UofG scientists fast-track research into COVID-19 and heart disease

Issued: Wed, 20 May 2020 13:00:11 BST

University of Glasgow researchers funded by the British Heart Foundation (BHF) in Scotland are supporting global efforts to combat Covid-19 and better understand its wider effects on people with heart and circulatory diseases.

A number of projects under the Scottish Government’s Rapid Research programme are underway, including two involving scientists from the BHF’s Centre for Research Excellence at the University of Glasgow.

Coronavirus image

Professor Rhian Touyz and her team are investigating if patients with high blood pressure suffer more severely when infected with coronavirus and whether certain blood pressure drugs aggravate or improve infection. Their findings are especially important in Scotland where almost a third of adults have high blood pressure.

People with heart and circulatory diseases are at increased risk from Covid-19. Professor Colin Berry’s study involves 160 patients who have been hospitalised with Covid-19 to assess for heart and lung injury using imaging scans, and related wellbeing. They will examine which patients are at risk of heart injury and why only some suffer heart problems.

Professor James Leiper, Associate Medical Director at the British Heart Foundation, said: “Covid-19 presents an unprecedented challenge for the cardiovascular research community. However, we also have a huge opportunity to harness the expertise of our scientists in Scotland and existing research infrastructure to better understand and tackle this new disease.

 

“Supporting people living with heart and circulatory diseases is our top priority. A better understanding of how Covid-19 affects the heart and circulatory system and the role it plays in disease severity may reveal key areas to help fight this devastating disease and ultimately save lives.” 

Heart and circulatory diseases are risk factors for severe Covid-19 infection and can seriously affect patient outcomes. After dementia, coronary heart disease was the second most common pre-existing health condition recorded on death certificates for people who died with Covid-19 during April in Scotland, according to data from National Records Scotland. 

Professor Rhian Touyz, BHF Professor of Cardiovascular Medicine at the University of Glasgow, explains: “Findings from our study will provide important information on whether patients in Scotland with high blood pressure are at higher risk of getting Covid-19 than those who do not have high blood pressure. Our studies will also inform doctors on which blood pressure drugs are most useful in Covid-19 patients and will also clarify if some commonly used blood pressure drugs actually worsen the infection. Together we will gain new insights on how best to treat and manage Covid-19 patients with high blood pressure.”

Professor Colin Berry, Professor of Cardiology and Imaging at the University of Glasgow, and Golden Jubilee National Hospital Director of Research and Development, says: “Our study will answer whether patients who are recovering from Covid-19 have persisting problems in the heart and lungs. We need this information rapidly in order to guide the management of patients with persisting symptoms. The study will underpin scientific research in the longer term into why and how the SARS-CoV-2 virus affects the heart and blood vessels.”
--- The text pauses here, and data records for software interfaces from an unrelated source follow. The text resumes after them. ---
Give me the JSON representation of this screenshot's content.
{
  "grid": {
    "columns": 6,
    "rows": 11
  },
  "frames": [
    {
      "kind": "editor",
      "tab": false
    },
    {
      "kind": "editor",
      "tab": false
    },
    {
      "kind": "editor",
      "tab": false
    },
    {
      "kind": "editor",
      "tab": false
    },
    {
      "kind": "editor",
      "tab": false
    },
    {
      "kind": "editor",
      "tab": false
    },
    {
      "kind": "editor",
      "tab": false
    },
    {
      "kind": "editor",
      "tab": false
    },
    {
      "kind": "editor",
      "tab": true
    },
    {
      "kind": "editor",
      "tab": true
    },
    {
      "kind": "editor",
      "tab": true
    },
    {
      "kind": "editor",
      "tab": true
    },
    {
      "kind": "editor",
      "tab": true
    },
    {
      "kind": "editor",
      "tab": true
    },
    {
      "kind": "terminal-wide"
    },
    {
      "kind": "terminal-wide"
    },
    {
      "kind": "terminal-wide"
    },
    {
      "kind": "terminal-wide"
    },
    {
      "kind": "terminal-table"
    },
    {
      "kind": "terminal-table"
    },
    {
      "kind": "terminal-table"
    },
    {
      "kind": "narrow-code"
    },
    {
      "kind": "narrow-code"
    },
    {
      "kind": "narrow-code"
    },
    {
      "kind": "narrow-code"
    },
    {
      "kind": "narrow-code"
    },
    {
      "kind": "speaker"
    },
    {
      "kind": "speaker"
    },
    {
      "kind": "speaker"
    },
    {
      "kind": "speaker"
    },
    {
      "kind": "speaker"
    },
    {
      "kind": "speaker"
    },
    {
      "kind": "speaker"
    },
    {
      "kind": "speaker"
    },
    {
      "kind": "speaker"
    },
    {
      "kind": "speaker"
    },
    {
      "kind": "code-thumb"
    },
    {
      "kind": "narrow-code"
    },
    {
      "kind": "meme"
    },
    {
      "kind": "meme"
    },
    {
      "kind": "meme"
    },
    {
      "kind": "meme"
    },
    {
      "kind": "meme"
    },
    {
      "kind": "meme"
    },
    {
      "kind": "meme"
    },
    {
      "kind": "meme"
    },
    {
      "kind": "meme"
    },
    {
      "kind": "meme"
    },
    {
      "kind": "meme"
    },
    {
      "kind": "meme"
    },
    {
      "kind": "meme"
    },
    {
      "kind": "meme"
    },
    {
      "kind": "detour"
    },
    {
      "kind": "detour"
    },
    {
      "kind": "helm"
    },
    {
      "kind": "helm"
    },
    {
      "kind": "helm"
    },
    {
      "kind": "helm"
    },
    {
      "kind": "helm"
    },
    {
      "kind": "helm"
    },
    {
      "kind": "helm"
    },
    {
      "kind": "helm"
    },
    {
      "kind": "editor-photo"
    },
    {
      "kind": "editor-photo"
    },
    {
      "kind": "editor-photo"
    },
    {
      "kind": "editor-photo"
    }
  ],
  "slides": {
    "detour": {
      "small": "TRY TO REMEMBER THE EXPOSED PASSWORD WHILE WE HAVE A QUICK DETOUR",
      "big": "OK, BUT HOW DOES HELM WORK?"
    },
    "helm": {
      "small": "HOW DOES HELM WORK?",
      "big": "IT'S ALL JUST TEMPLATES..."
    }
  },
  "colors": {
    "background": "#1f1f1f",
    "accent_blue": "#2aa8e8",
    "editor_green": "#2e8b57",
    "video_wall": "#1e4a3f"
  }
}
Professor Dame Anna Dominiczak, Vice Principal of the University of Glasgow and Head of its College of Medical, Veterinary and Life Sciences, said: “I am incredibly proud that researchers across the University of Glasgow have been able to provide expertise and research to support the efforts in the fight against Covid-19.

“This new work undertaken by our scientists on hypertension, and other aspects of cardiovascular research, will add vital information about this virus and how it affects people with these underlying health conditions.”


Enquiries: ali.howard@glasgow.ac.uk or elizabeth.mcmeekin@glasgow.ac.uk / 0141 330 6557 or 0141 330 4831